Excerpts from a dataset:
..............................

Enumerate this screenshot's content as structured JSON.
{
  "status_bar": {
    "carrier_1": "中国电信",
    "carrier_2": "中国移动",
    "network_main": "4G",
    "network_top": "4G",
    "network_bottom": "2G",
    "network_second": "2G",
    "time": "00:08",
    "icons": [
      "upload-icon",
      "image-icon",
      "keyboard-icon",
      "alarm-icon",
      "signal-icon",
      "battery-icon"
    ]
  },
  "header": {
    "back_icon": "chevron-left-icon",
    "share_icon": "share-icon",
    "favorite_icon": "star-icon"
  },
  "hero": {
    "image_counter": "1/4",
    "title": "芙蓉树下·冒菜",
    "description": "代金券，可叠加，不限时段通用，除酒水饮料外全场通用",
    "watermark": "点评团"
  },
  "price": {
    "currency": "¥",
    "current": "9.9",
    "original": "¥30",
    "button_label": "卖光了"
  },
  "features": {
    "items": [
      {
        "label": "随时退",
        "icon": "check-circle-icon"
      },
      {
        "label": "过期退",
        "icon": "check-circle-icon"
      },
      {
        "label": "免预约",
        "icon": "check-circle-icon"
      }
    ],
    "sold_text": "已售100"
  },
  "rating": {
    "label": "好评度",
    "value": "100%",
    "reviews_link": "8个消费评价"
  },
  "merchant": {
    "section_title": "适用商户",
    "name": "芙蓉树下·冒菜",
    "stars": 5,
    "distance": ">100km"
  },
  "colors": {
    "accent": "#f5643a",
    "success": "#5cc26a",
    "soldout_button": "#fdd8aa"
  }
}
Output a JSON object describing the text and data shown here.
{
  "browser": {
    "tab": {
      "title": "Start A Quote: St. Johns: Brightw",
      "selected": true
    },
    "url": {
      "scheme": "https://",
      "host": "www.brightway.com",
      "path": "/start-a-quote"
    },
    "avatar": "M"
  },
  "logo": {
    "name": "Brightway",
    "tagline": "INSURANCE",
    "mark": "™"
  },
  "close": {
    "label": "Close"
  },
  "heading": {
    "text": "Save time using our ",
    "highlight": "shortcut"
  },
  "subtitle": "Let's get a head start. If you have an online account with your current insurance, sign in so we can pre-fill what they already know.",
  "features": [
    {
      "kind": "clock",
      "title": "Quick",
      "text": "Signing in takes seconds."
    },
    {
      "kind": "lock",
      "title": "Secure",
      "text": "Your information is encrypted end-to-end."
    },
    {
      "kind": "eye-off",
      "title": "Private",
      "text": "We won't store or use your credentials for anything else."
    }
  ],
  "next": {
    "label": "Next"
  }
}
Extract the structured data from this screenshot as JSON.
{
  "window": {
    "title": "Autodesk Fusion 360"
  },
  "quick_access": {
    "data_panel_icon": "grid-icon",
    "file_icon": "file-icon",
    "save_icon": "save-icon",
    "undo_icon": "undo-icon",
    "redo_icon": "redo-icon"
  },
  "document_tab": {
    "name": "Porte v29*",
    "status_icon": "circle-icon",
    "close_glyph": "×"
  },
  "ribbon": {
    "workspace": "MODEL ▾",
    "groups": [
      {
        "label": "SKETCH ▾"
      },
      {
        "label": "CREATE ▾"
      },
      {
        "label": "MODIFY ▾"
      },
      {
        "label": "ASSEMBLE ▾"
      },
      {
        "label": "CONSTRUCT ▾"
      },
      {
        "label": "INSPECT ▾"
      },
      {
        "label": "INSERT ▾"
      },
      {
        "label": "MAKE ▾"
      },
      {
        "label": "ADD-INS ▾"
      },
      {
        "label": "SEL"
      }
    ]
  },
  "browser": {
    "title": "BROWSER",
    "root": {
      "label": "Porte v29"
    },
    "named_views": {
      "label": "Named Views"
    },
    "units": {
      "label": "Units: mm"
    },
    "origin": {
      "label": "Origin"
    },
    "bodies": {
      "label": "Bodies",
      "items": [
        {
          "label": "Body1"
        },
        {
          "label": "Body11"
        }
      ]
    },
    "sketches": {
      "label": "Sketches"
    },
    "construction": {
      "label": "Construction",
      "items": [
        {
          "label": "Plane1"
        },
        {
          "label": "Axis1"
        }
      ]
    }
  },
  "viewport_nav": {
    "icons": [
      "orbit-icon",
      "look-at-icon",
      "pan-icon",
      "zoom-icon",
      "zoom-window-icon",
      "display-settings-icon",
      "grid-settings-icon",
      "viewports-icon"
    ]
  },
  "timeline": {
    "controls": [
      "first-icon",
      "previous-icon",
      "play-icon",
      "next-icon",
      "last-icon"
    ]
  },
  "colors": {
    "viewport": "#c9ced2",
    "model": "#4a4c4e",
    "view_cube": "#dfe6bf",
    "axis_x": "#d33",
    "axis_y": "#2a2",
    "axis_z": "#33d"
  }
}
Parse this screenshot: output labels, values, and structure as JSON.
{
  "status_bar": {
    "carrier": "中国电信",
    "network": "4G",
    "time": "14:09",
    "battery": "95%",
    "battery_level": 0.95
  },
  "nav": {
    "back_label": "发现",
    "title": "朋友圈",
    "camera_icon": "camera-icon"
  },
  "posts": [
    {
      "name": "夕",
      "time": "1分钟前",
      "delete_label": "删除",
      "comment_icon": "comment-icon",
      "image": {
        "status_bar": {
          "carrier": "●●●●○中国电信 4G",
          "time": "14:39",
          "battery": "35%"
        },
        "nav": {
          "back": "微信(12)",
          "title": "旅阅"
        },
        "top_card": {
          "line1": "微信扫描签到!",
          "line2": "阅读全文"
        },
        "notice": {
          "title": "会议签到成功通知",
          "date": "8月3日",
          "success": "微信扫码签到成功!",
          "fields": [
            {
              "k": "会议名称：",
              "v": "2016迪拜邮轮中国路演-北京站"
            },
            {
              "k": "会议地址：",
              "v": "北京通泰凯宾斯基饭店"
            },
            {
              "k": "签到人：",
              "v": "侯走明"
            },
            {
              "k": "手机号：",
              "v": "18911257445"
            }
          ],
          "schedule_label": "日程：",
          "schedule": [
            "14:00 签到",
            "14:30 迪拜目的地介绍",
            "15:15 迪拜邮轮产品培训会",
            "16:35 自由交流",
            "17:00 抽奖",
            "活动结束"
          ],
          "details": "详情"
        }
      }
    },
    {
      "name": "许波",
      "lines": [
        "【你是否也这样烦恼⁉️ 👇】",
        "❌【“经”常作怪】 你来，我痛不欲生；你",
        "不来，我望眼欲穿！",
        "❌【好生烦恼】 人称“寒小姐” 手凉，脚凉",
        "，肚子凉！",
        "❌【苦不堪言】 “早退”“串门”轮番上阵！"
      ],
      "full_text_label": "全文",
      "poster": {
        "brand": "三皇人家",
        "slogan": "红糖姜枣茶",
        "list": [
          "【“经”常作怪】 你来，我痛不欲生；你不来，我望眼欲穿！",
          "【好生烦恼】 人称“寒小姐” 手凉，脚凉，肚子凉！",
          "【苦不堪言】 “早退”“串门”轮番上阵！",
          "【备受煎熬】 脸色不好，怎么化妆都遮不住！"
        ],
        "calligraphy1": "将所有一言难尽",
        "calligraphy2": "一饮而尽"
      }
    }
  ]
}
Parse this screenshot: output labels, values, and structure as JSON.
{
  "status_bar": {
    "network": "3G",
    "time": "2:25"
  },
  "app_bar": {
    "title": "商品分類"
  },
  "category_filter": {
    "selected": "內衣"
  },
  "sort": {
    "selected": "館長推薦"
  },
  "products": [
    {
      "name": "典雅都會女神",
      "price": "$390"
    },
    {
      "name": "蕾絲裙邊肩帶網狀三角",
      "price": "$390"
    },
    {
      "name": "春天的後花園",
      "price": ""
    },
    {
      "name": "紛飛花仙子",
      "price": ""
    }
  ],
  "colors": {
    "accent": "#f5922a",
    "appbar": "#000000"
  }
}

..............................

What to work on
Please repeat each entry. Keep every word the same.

Answer box
Enumerate this screenshot's content as structured JSON.
{
  "status_bar": {
    "carrier_1": "中国电信",
    "carrier_2": "中国移动",
    "network_main": "4G",
    "network_top": "4G",
    "network_bottom": "2G",
    "network_second": "2G",
    "time": "00:08",
    "icons": [
      "upload-icon",
      "image-icon",
      "keyboard-icon",
      "alarm-icon",
      "signal-icon",
      "battery-icon"
    ]
  },
  "header": {
    "back_icon": "chevron-left-icon",
    "share_icon": "share-icon",
    "favorite_icon": "star-icon"
  },
  "hero": {
    "image_counter": "1/4",
    "title": "芙蓉树下·冒菜",
    "description": "代金券，可叠加，不限时段通用，除酒水饮料外全场通用",
    "watermark": "点评团"
  },
  "price": {
    "currency": "¥",
    "current": "9.9",
    "original": "¥30",
    "button_label": "卖光了"
  },
  "features": {
    "items": [
      {
        "label": "随时退",
        "icon": "check-circle-icon"
      },
      {
        "label": "过期退",
        "icon": "check-circle-icon"
      },
      {
        "label": "免预约",
        "icon": "check-circle-icon"
      }
    ],
    "sold_text": "已售100"
  },
  "rating": {
    "label": "好评度",
    "value": "100%",
    "reviews_link": "8个消费评价"
  },
  "merchant": {
    "section_title": "适用商户",
    "name": "芙蓉树下·冒菜",
    "stars": 5,
    "distance": ">100km"
  },
  "colors": {
    "accent": "#f5643a",
    "success": "#5cc26a",
    "soldout_button": "#fdd8aa"
  }
}
Output a JSON object describing the text and data shown here.
{
  "browser": {
    "tab": {
      "title": "Start A Quote: St. Johns: Brightw",
      "selected": true
    },
    "url": {
      "scheme": "https://",
      "host": "www.brightway.com",
      "path": "/start-a-quote"
    },
    "avatar": "M"
  },
  "logo": {
    "name": "Brightway",
    "tagline": "INSURANCE",
    "mark": "™"
  },
  "close": {
    "label": "Close"
  },
  "heading": {
    "text": "Save time using our ",
    "highlight": "shortcut"
  },
  "subtitle": "Let's get a head start. If you have an online account with your current insurance, sign in so we can pre-fill what they already know.",
  "features": [
    {
      "kind": "clock",
      "title": "Quick",
      "text": "Signing in takes seconds."
    },
    {
      "kind": "lock",
      "title": "Secure",
      "text": "Your information is encrypted end-to-end."
    },
    {
      "kind": "eye-off",
      "title": "Private",
      "text": "We won't store or use your credentials for anything else."
    }
  ],
  "next": {
    "label": "Next"
  }
}
Extract the structured data from this screenshot as JSON.
{
  "window": {
    "title": "Autodesk Fusion 360"
  },
  "quick_access": {
    "data_panel_icon": "grid-icon",
    "file_icon": "file-icon",
    "save_icon": "save-icon",
    "undo_icon": "undo-icon",
    "redo_icon": "redo-icon"
  },
  "document_tab": {
    "name": "Porte v29*",
    "status_icon": "circle-icon",
    "close_glyph": "×"
  },
  "ribbon": {
    "workspace": "MODEL ▾",
    "groups": [
      {
        "label": "SKETCH ▾"
      },
      {
        "label": "CREATE ▾"
      },
      {
        "label": "MODIFY ▾"
      },
      {
        "label": "ASSEMBLE ▾"
      },
      {
        "label": "CONSTRUCT ▾"
      },
      {
        "label": "INSPECT ▾"
      },
      {
        "label": "INSERT ▾"
      },
      {
        "label": "MAKE ▾"
      },
      {
        "label": "ADD-INS ▾"
      },
      {
        "label": "SEL"
      }
    ]
  },
  "browser": {
    "title": "BROWSER",
    "root": {
      "label": "Porte v29"
    },
    "named_views": {
      "label": "Named Views"
    },
    "units": {
      "label": "Units: mm"
    },
    "origin": {
      "label": "Origin"
    },
    "bodies": {
      "label": "Bodies",
      "items": [
        {
          "label": "Body1"
        },
        {
          "label": "Body11"
        }
      ]
    },
    "sketches": {
      "label": "Sketches"
    },
    "construction": {
      "label": "Construction",
      "items": [
        {
          "label": "Plane1"
        },
        {
          "label": "Axis1"
        }
      ]
    }
  },
  "viewport_nav": {
    "icons": [
      "orbit-icon",
      "look-at-icon",
      "pan-icon",
      "zoom-icon",
      "zoom-window-icon",
      "display-settings-icon",
      "grid-settings-icon",
      "viewports-icon"
    ]
  },
  "timeline": {
    "controls": [
      "first-icon",
      "previous-icon",
      "play-icon",
      "next-icon",
      "last-icon"
    ]
  },
  "colors": {
    "viewport": "#c9ced2",
    "model": "#4a4c4e",
    "view_cube": "#dfe6bf",
    "axis_x": "#d33",
    "axis_y": "#2a2",
    "axis_z": "#33d"
  }
}
Parse this screenshot: output labels, values, and structure as JSON.
{
  "status_bar": {
    "carrier": "中国电信",
    "network": "4G",
    "time": "14:09",
    "battery": "95%",
    "battery_level": 0.95
  },
  "nav": {
    "back_label": "发现",
    "title": "朋友圈",
    "camera_icon": "camera-icon"
  },
  "posts": [
    {
      "name": "夕",
      "time": "1分钟前",
      "delete_label": "删除",
      "comment_icon": "comment-icon",
      "image": {
        "status_bar": {
          "carrier": "●●●●○中国电信 4G",
          "time": "14:39",
          "battery": "35%"
        },
        "nav": {
          "back": "微信(12)",
          "title": "旅阅"
        },
        "top_card": {
          "line1": "微信扫描签到!",
          "line2": "阅读全文"
        },
        "notice": {
          "title": "会议签到成功通知",
          "date": "8月3日",
          "success": "微信扫码签到成功!",
          "fields": [
            {
              "k": "会议名称：",
              "v": "2016迪拜邮轮中国路演-北京站"
            },
            {
              "k": "会议地址：",
              "v": "北京通泰凯宾斯基饭店"
            },
            {
              "k": "签到人：",
              "v": "侯走明"
            },
            {
              "k": "手机号：",
              "v": "18911257445"
            }
          ],
          "schedule_label": "日程：",
          "schedule": [
            "14:00 签到",
            "14:30 迪拜目的地介绍",
            "15:15 迪拜邮轮产品培训会",
            "16:35 自由交流",
            "17:00 抽奖",
            "活动结束"
          ],
          "details": "详情"
        }
      }
    },
    {
      "name": "许波",
      "lines": [
        "【你是否也这样烦恼⁉️ 👇】",
        "❌【“经”常作怪】 你来，我痛不欲生；你",
        "不来，我望眼欲穿！",
        "❌【好生烦恼】 人称“寒小姐” 手凉，脚凉",
        "，肚子凉！",
        "❌【苦不堪言】 “早退”“串门”轮番上阵！"
      ],
      "full_text_label": "全文",
      "poster": {
        "brand": "三皇人家",
        "slogan": "红糖姜枣茶",
        "list": [
          "【“经”常作怪】 你来，我痛不欲生；你不来，我望眼欲穿！",
          "【好生烦恼】 人称“寒小姐” 手凉，脚凉，肚子凉！",
          "【苦不堪言】 “早退”“串门”轮番上阵！",
          "【备受煎熬】 脸色不好，怎么化妆都遮不住！"
        ],
        "calligraphy1": "将所有一言难尽",
        "calligraphy2": "一饮而尽"
      }
    }
  ]
}
Parse this screenshot: output labels, values, and structure as JSON.
{
  "status_bar": {
    "network": "3G",
    "time": "2:25"
  },
  "app_bar": {
    "title": "商品分類"
  },
  "category_filter": {
    "selected": "內衣"
  },
  "sort": {
    "selected": "館長推薦"
  },
  "products": [
    {
      "name": "典雅都會女神",
      "price": "$390"
    },
    {
      "name": "蕾絲裙邊肩帶網狀三角",
      "price": "$390"
    },
    {
      "name": "春天的後花園",
      "price": ""
    },
    {
      "name": "紛飛花仙子",
      "price": ""
    }
  ],
  "colors": {
    "accent": "#f5922a",
    "appbar": "#000000"
  }
}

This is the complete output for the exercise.